Publication Type:Journal Article
Source:Forest Pathology, Volume 43, Issue 4, p.266–288 (2013)
Despite its importance as one of the most notorious, globally distributed, multihost plant pathogens, knowledge on the survival strategy of Phytophthora cinnamomi in seasonally dry climates is limited. Soil and fine roots were collected from the rhizosphere of severely declining or recently dead specimens of 13 woody species at 11 dieback sites and two dieback spots and from healthy specimens of five woody species at four dieback-free sites in native forests, woodlands and heathlands of the south-west of Western Australia (WA). Phytophthora cinnamomi was recovered from 80.4, 78.1 and 100% of tested soil, fine root and soil–debris slurry samples at the 11 dieback sites, in some cases even after 18-month storage under air-dry conditions, but not from the small dieback spots and the healthy sites. Direct isolations from soil–debris slurry showed that P. cinnamomi colonies exclusively originated from fine roots and root fragments not from free propa- gules in the soil. Microscopic investigation of P. cinnamomi-infected fine and small woody roots and root fragments demonstrated in 68.8, 81.3 and 93.8% of samples from nine woody species the presence of thick-walled oospores, stromata-like hyphal aggregations and intracellular hyphae encased by lignitubers, respectively, while thin-walled putative chlamydospores were found in only 21.2% of samples from five woody species. These findings were confirmed by microscopic examination of fine roots from artificially inoculated young trees of 10 woody species.
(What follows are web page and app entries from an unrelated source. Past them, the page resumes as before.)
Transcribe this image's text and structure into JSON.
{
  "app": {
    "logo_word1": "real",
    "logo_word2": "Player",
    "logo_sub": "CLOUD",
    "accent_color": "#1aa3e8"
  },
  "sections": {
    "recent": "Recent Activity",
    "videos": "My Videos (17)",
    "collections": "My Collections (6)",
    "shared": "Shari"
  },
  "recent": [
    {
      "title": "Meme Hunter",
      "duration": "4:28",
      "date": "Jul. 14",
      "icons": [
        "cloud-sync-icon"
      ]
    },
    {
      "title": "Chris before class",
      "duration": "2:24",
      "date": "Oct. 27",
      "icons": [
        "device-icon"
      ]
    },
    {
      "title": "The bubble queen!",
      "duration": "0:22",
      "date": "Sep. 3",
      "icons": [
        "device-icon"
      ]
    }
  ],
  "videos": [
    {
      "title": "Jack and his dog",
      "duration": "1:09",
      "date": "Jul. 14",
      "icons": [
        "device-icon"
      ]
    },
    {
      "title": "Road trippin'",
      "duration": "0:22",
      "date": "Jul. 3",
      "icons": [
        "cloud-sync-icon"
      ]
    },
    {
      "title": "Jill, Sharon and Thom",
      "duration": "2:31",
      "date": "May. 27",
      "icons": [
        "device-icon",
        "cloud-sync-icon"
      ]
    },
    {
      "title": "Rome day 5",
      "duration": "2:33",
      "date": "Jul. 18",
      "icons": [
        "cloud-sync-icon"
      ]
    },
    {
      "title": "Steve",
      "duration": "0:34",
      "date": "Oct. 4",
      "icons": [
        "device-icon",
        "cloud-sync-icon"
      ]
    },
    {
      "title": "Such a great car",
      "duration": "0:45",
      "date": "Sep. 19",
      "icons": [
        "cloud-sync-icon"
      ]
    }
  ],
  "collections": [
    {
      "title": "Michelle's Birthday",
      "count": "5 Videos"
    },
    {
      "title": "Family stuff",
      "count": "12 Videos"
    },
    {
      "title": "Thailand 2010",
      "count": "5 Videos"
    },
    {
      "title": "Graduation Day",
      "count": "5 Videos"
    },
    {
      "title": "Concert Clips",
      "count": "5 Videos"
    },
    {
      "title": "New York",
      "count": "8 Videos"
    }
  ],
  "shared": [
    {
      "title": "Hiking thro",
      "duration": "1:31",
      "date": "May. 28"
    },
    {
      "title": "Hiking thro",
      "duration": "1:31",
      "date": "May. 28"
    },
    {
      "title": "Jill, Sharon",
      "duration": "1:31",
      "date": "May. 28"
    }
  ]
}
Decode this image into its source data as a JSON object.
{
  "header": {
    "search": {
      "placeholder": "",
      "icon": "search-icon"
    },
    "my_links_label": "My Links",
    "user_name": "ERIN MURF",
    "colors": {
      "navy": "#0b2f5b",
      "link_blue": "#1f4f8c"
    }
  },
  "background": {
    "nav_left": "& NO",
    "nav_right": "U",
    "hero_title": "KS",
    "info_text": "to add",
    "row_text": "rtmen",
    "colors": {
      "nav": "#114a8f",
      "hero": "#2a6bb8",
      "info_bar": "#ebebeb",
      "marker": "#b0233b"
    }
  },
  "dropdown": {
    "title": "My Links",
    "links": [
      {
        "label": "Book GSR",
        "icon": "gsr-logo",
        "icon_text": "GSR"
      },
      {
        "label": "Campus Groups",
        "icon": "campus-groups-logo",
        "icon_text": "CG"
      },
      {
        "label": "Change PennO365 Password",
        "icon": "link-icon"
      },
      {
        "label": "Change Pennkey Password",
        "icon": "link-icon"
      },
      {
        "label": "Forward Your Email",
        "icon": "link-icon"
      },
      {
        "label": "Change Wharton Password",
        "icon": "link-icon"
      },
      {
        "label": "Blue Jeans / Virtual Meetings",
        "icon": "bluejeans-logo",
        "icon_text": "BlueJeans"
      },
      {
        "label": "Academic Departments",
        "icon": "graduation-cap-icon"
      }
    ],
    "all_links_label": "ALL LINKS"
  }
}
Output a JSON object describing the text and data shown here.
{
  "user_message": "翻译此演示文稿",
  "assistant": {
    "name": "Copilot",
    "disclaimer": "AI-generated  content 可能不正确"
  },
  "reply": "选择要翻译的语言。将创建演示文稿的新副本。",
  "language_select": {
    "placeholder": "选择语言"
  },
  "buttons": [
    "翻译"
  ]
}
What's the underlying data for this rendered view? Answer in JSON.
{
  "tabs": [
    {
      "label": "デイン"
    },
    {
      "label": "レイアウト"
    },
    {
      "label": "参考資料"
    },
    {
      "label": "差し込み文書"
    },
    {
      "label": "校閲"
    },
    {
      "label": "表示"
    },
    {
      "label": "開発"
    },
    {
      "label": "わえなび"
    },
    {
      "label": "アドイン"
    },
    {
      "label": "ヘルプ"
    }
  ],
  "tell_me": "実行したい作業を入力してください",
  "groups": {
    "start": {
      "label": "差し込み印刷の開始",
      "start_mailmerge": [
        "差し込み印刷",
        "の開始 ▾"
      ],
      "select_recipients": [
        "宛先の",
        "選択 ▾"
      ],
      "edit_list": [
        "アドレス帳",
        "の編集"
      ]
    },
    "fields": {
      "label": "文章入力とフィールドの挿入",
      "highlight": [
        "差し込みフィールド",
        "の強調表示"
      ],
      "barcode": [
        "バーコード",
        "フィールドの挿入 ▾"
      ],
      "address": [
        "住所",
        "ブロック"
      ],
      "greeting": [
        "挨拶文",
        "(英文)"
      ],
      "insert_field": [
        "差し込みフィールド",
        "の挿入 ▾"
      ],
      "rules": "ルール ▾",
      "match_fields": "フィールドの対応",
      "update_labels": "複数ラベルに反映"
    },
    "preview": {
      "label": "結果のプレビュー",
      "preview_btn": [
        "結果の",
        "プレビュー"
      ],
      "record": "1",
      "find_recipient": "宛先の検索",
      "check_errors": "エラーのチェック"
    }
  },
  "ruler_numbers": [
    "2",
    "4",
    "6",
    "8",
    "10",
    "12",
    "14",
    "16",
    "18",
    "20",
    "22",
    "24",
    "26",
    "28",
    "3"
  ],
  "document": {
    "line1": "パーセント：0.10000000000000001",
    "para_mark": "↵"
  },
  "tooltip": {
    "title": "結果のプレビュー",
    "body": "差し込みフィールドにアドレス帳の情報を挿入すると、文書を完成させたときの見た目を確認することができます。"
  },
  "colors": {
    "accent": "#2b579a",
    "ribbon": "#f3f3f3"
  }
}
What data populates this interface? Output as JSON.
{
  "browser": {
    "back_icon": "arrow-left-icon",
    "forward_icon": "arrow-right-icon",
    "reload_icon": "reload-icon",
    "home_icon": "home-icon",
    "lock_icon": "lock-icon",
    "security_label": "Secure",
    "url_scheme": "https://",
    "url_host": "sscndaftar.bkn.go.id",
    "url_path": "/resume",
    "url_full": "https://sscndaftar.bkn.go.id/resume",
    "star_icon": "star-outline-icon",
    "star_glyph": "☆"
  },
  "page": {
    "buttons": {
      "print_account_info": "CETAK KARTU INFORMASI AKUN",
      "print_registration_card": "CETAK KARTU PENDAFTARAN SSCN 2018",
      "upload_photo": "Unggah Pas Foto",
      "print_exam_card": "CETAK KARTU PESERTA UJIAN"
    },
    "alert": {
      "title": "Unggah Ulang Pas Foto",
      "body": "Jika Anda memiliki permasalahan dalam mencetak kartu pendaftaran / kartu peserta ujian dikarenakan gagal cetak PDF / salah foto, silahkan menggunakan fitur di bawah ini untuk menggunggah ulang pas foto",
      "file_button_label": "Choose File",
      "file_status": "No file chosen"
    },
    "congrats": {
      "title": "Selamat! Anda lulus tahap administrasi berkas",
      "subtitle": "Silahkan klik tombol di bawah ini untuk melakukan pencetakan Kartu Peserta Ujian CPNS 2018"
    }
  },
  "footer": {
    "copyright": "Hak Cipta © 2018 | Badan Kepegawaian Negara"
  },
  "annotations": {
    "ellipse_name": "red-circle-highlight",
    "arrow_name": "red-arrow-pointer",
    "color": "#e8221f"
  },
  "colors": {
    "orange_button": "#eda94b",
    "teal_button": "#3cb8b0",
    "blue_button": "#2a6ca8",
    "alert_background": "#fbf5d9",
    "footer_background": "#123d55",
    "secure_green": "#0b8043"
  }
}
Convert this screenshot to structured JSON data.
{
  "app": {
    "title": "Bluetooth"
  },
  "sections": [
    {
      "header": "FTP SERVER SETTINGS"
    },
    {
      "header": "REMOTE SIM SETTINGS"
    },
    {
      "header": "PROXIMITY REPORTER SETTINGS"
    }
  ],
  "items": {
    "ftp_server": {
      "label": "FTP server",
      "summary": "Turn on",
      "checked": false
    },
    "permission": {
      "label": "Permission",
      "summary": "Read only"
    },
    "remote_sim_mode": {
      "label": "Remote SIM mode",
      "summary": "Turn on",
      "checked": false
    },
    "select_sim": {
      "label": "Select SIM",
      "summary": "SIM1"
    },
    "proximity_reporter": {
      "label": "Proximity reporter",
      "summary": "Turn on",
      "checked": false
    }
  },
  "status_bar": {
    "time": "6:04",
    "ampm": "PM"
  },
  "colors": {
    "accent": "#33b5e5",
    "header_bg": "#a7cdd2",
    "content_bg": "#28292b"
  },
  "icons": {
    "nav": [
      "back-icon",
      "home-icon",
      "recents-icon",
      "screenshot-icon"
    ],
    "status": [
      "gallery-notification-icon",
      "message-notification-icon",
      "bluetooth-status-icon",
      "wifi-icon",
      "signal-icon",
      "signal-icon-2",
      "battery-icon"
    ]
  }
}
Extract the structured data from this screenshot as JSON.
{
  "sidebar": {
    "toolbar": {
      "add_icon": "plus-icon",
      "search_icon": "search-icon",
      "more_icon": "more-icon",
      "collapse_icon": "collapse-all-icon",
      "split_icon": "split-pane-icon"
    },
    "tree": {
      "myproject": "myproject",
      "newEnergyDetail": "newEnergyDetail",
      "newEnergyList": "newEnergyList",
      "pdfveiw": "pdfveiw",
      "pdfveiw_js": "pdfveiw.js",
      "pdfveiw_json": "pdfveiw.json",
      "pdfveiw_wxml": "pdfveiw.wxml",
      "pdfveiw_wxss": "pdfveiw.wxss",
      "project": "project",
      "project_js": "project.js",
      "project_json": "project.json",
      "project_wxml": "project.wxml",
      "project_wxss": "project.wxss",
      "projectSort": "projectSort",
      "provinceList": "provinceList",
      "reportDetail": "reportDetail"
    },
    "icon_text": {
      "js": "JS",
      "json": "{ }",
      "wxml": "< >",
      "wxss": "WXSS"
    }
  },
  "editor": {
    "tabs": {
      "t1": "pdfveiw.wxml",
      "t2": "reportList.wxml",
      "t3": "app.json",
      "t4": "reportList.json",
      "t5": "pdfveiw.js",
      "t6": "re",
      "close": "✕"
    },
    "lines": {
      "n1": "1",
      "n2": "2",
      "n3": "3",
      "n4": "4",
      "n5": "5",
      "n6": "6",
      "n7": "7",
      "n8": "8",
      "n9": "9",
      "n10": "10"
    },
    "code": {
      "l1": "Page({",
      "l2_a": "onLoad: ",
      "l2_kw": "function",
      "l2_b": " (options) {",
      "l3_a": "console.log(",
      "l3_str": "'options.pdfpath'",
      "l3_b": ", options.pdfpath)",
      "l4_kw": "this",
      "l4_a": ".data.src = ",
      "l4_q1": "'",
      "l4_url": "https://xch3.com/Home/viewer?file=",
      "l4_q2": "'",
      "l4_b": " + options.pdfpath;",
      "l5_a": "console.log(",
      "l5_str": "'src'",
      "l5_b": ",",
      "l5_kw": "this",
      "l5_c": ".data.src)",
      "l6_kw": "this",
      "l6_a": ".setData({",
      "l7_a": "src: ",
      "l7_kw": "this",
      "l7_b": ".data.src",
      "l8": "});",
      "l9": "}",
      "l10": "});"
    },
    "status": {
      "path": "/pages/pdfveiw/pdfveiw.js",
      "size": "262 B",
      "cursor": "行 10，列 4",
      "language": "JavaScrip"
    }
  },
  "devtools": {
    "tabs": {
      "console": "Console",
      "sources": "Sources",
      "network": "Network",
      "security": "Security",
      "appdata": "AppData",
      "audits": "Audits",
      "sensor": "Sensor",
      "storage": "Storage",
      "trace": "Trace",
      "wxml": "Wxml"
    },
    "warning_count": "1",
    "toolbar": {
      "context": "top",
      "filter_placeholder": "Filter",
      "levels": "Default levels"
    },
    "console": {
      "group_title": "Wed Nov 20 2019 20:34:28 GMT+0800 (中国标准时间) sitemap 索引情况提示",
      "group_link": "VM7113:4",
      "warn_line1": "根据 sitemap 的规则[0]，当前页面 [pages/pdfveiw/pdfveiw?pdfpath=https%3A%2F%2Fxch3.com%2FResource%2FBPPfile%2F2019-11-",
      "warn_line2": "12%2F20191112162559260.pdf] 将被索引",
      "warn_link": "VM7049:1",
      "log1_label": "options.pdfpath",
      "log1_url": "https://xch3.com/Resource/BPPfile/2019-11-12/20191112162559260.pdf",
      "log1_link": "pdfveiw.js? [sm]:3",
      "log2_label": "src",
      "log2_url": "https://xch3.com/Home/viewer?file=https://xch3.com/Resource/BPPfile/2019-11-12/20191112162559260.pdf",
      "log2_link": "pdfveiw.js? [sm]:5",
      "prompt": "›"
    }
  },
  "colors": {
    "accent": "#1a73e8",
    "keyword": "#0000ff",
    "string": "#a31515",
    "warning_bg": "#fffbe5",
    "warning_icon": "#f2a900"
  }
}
It is suggested that (i) the main function of chlamydospores is the survival in moderately dry conditions between consecutive rain events and (ii) selfed oospores, hyphal aggregations, and encased hyphae and vesicles in infected root tissue of both host and non-host species are the major long-term survival propagules of P. cinnamomi during the extremely dry summer conditions in WA.